Volume Diagnosis: If a chip fails during a test application, output responses produced by the failed chip are transferred for diagnosis. First, scan slices that capture errors are identified. Assume that there exists only one defect (in a fanout free region). Since there is only one defect fanout free region, cone sets of all scan slices that capture errors include the defect fanout free region. Hence, we can arbitrarily select the cone set of any scan slice among these scan slices and locate the defect fanout region.

Next, the output responses produced by the failed chip are transformed into the format shown in Table 306 of FIG. 5 by the same procedure used to prepare training data. The training results of the cone set of the selected scan slice are loaded along with the transformed output responses of the failed chip. The defect fanout free region is located by simply finding the fanout free region (class) for which decision function gives the largest value.

If there are multiple defects, there can be more than one defect fanout free region and these defect fanout free regions may distribute across multiple cone sets. Hence, selecting one scan slice arbitrarily may not locate all defect fanout free regions. A straightforward solution is to repeat the procedure for all scan slices that capture errors.
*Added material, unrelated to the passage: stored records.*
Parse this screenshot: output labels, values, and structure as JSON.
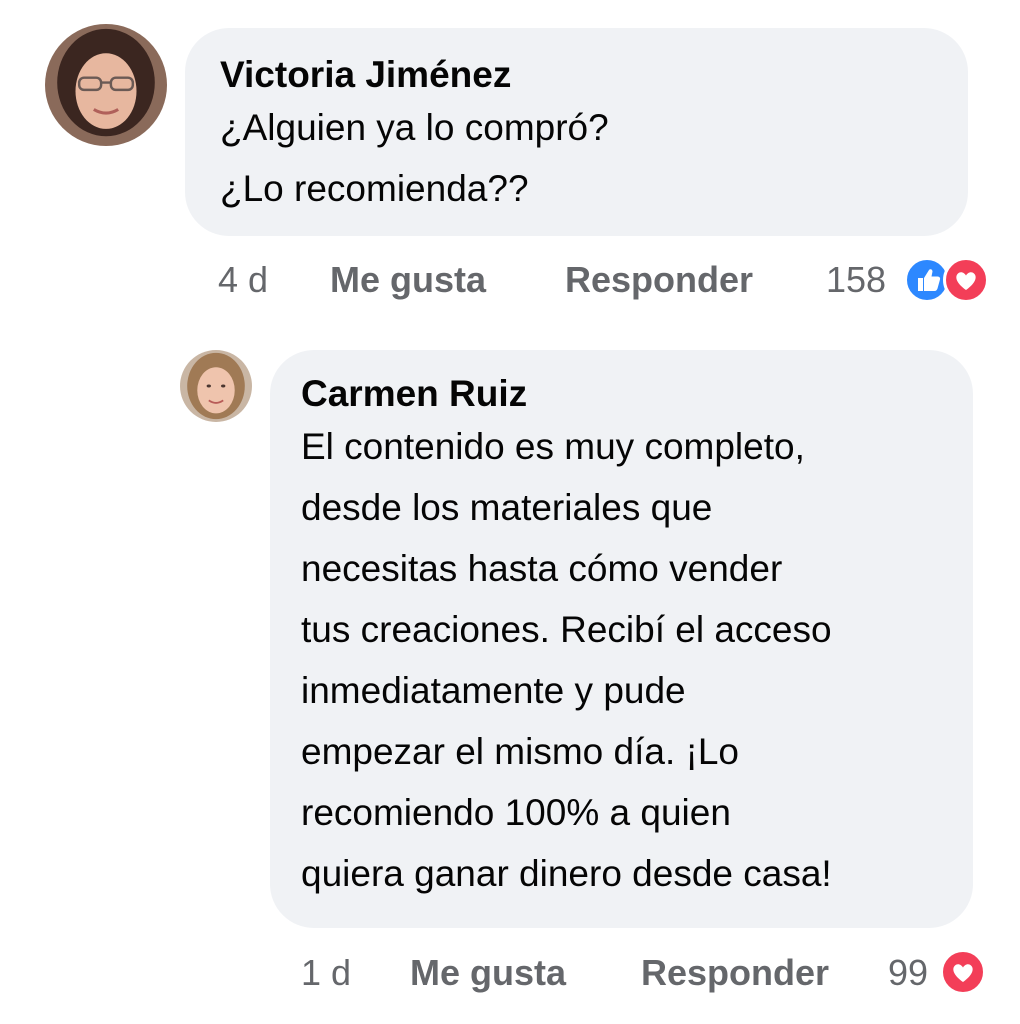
{
  "comments": [
    {
      "author": "Victoria Jiménez",
      "lines": [
        "¿Alguien ya lo compró?",
        "¿Lo recomienda??"
      ],
      "time": "4 d",
      "like_label": "Me gusta",
      "reply_label": "Responder",
      "reaction_count": "158",
      "reactions": [
        "like-icon",
        "love-icon"
      ]
    },
    {
      "author": "Carmen Ruiz",
      "lines": [
        "El contenido es muy completo,",
        "desde los materiales que",
        "necesitas hasta cómo vender",
        "tus creaciones. Recibí el acceso",
        "inmediatamente y pude",
        "empezar el mismo día. ¡Lo",
        "recomiendo 100% a quien",
        "quiera ganar dinero desde casa!"
      ],
      "time": "1 d",
      "like_label": "Me gusta",
      "reply_label": "Responder",
      "reaction_count": "99",
      "reactions": [
        "love-icon"
      ]
    }
  ],
  "colors": {
    "bubble": "#f0f2f5",
    "meta_text": "#65676b",
    "like": "#2d88ff",
    "love": "#f33e58"
  }
}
If there are a large number of scan slices, we can select the best scan slices when diagnosing every scan slice that captures errors.

A novel volume diagnosis method uses machine learning techniques instead of traditional cause-effect and/or effect-cause analysis. Volume diagnosis uses manufacturing test data to locate defects. Hence, for successful volume diagnosis, the capability to process large volume of data in reasonable time is a key requirement. The present diagnosis technique exploits the fact that errors of faults in the same fanout free regions propagate through many common paths and observed at common scan cells. The present technique has several advantages over traditional cause-effect or effect-cause diagnosis methods, especially for volume diagnosis. In the present method, since the time consuming diagnosis process is reduced to merely evaluating several decision functions, run time complexity is much lower than traditional cause-effect or effect-cause diagnosis methods. Diagnosis time for the present method is negligible compared to typical test application time. The present technique can provide not only high resolution diagnosis but also statistical data by classifying defective chips according to locations of their defects (a standard formulation of machine learning is the classification problem). Even with highly compressed output responses, the present diagnosis technique can correctly locate defect locations for most defective chips. Since success or failure of each diagnosis is clearly known, even failed diagnoses do not corrupt defect statistics. Hence, more reliable statistical data can be obtained. Experimental results have demonstrated feasibility of the present technique. The present technique correctly located defects for more than 90% defective chips when 50× output compaction was employed. Even with 100× compaction, the present diagnosis technique was able to locate defect area correctly for more than 86% defective chips. Run time for diagnosing a single simulated defect chip was only a few milliseconds for most cases.

Having described preferred embodiments of a system and method for machine learning based volume diagnosis of semiconductor chips (which are intended to be illustrative and not limiting), it is noted that modifications and variations can be made by persons skilled in the art in light of the above teachings. It is therefore to be understood that changes may be made in the particular embodiments disclosed which are within the scope and spirit of the invention as outlined by the appended claims. Having thus described aspects of the invention, with the details and particularity required by the patent laws, what is claimed and desired protected by Letters Patent is set forth in the appended claims.